> Problem description
Could you restate the whole listing below word for word, minus the pictures?

=====

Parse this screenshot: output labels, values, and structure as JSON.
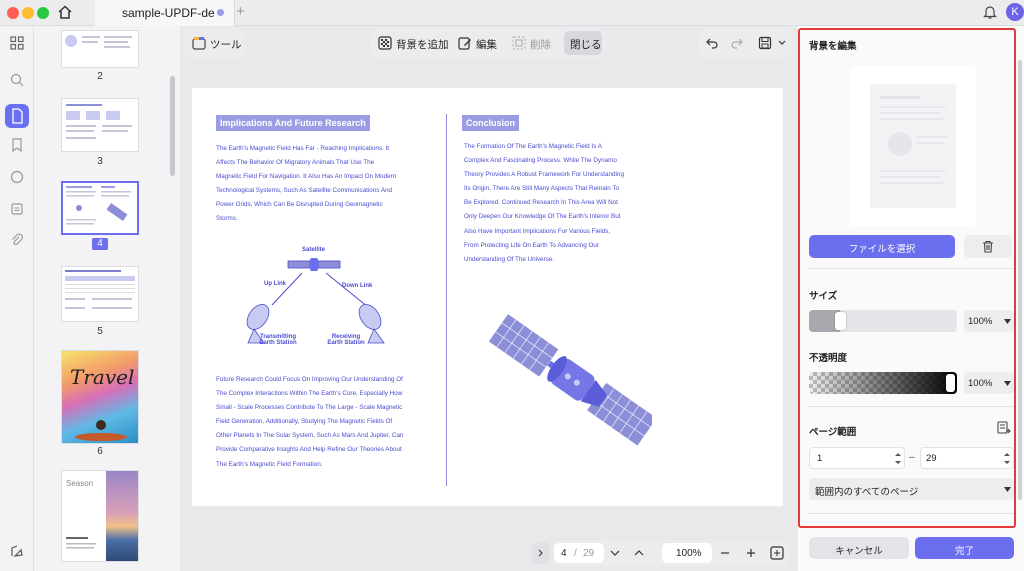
{
  "titlebar": {
    "title": "sample-UPDF-de",
    "plus": "+",
    "avatar": "K"
  },
  "thumbnails": [
    {
      "num": "2"
    },
    {
      "num": "3"
    },
    {
      "num": "4"
    },
    {
      "num": "5"
    },
    {
      "num": "6"
    }
  ],
  "thumb_texts": {
    "travel": "Travel",
    "season": "Season"
  },
  "toolbar": {
    "tools": "ツール",
    "add_background": "背景を追加",
    "edit": "編集",
    "delete": "削除",
    "close": "閉じる"
  },
  "document": {
    "left_heading": "Implications And Future Research",
    "left_body": [
      "The Earth's Magnetic Field Has Far - Reaching Implications. It",
      "Affects The Behavior Of Migratory Animals That Use The",
      "Magnetic Field For Navigation. It Also Has An Impact On Modern",
      "Technological Systems, Such As Satellite Communications And",
      "Power Grids, Which Can Be Disrupted During Geomagnetic",
      "Storms."
    ],
    "diagram": {
      "satellite": "Satellite",
      "up_link": "Up Link",
      "down_link": "Down Link",
      "transmitting_1": "Transmitting",
      "transmitting_2": "Earth Station",
      "receiving_1": "Receiving",
      "receiving_2": "Earth Station"
    },
    "left_body2": [
      "Future Research Could Focus On Improving Our Understanding Of",
      "The Complex Interactions Within The Earth's Core, Especially How",
      "Small - Scale Processes Contribute To The Large - Scale Magnetic",
      "Field Generation. Additionally, Studying The Magnetic Fields Of",
      "Other Planets In The Solar System, Such As Mars And Jupiter, Can",
      "Provide Comparative Insights And Help Refine Our Theories About",
      "The Earth's Magnetic Field Formation."
    ],
    "right_heading": "Conclusion",
    "right_body": [
      "The Formation Of The Earth's Magnetic Field Is A",
      "Complex And Fascinating Process. While The Dynamo",
      "Theory Provides A Robust Framework For Understanding",
      "Its Origin, There Are Still Many Aspects That Remain To",
      "Be Explored. Continued Research In This Area Will Not",
      "Only Deepen Our Knowledge Of The Earth's Interior But",
      "Also Have Important Implications For Various Fields,",
      "From Protecting Life On Earth To Advancing Our",
      "Understanding Of The Universe."
    ]
  },
  "pager": {
    "current": "4",
    "separator": "/",
    "total": "29",
    "zoom": "100%"
  },
  "panel": {
    "title": "背景を編集",
    "choose_file": "ファイルを選択",
    "size_label": "サイズ",
    "size_value": "100%",
    "size_level": 0.17,
    "opacity_label": "不透明度",
    "opacity_value": "100%",
    "opacity_level": 1.0,
    "page_range_label": "ページ範囲",
    "range_from": "1",
    "range_to": "29",
    "range_dash": "–",
    "range_option": "範囲内のすべてのページ",
    "cancel": "キャンセル",
    "done": "完了"
  },
  "colors": {
    "accent": "#6c6ef0",
    "doc_text": "#4a4cd0",
    "highlight": "#e23a3a"
  }
}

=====

> Answer area
Parse this screenshot: output labels, values, and structure as JSON.
{
  "titlebar": {
    "title": "sample-UPDF-de",
    "plus": "+",
    "avatar": "K"
  },
  "thumbnails": [
    {
      "num": "2"
    },
    {
      "num": "3"
    },
    {
      "num": "4"
    },
    {
      "num": "5"
    },
    {
      "num": "6"
    }
  ],
  "thumb_texts": {
    "travel": "Travel",
    "season": "Season"
  },
  "toolbar": {
    "tools": "ツール",
    "add_background": "背景を追加",
    "edit": "編集",
    "delete": "削除",
    "close": "閉じる"
  },
  "document": {
    "left_heading": "Implications And Future Research",
    "left_body": [
      "The Earth's Magnetic Field Has Far - Reaching Implications. It",
      "Affects The Behavior Of Migratory Animals That Use The",
      "Magnetic Field For Navigation. It Also Has An Impact On Modern",
      "Technological Systems, Such As Satellite Communications And",
      "Power Grids, Which Can Be Disrupted During Geomagnetic",
      "Storms."
    ],
    "diagram": {
      "satellite": "Satellite",
      "up_link": "Up Link",
      "down_link": "Down Link",
      "transmitting_1": "Transmitting",
      "transmitting_2": "Earth Station",
      "receiving_1": "Receiving",
      "receiving_2": "Earth Station"
    },
    "left_body2": [
      "Future Research Could Focus On Improving Our Understanding Of",
      "The Complex Interactions Within The Earth's Core, Especially How",
      "Small - Scale Processes Contribute To The Large - Scale Magnetic",
      "Field Generation. Additionally, Studying The Magnetic Fields Of",
      "Other Planets In The Solar System, Such As Mars And Jupiter, Can",
      "Provide Comparative Insights And Help Refine Our Theories About",
      "The Earth's Magnetic Field Formation."
    ],
    "right_heading": "Conclusion",
    "right_body": [
      "The Formation Of The Earth's Magnetic Field Is A",
      "Complex And Fascinating Process. While The Dynamo",
      "Theory Provides A Robust Framework For Understanding",
      "Its Origin, There Are Still Many Aspects That Remain To",
      "Be Explored. Continued Research In This Area Will Not",
      "Only Deepen Our Knowledge Of The Earth's Interior But",
      "Also Have Important Implications For Various Fields,",
      "From Protecting Life On Earth To Advancing Our",
      "Understanding Of The Universe."
    ]
  },
  "pager": {
    "current": "4",
    "separator": "/",
    "total": "29",
    "zoom": "100%"
  },
  "panel": {
    "title": "背景を編集",
    "choose_file": "ファイルを選択",
    "size_label": "サイズ",
    "size_value": "100%",
    "size_level": 0.17,
    "opacity_label": "不透明度",
    "opacity_value": "100%",
    "opacity_level": 1.0,
    "page_range_label": "ページ範囲",
    "range_from": "1",
    "range_to": "29",
    "range_dash": "–",
    "range_option": "範囲内のすべてのページ",
    "cancel": "キャンセル",
    "done": "完了"
  },
  "colors": {
    "accent": "#6c6ef0",
    "doc_text": "#4a4cd0",
    "highlight": "#e23a3a"
  }
}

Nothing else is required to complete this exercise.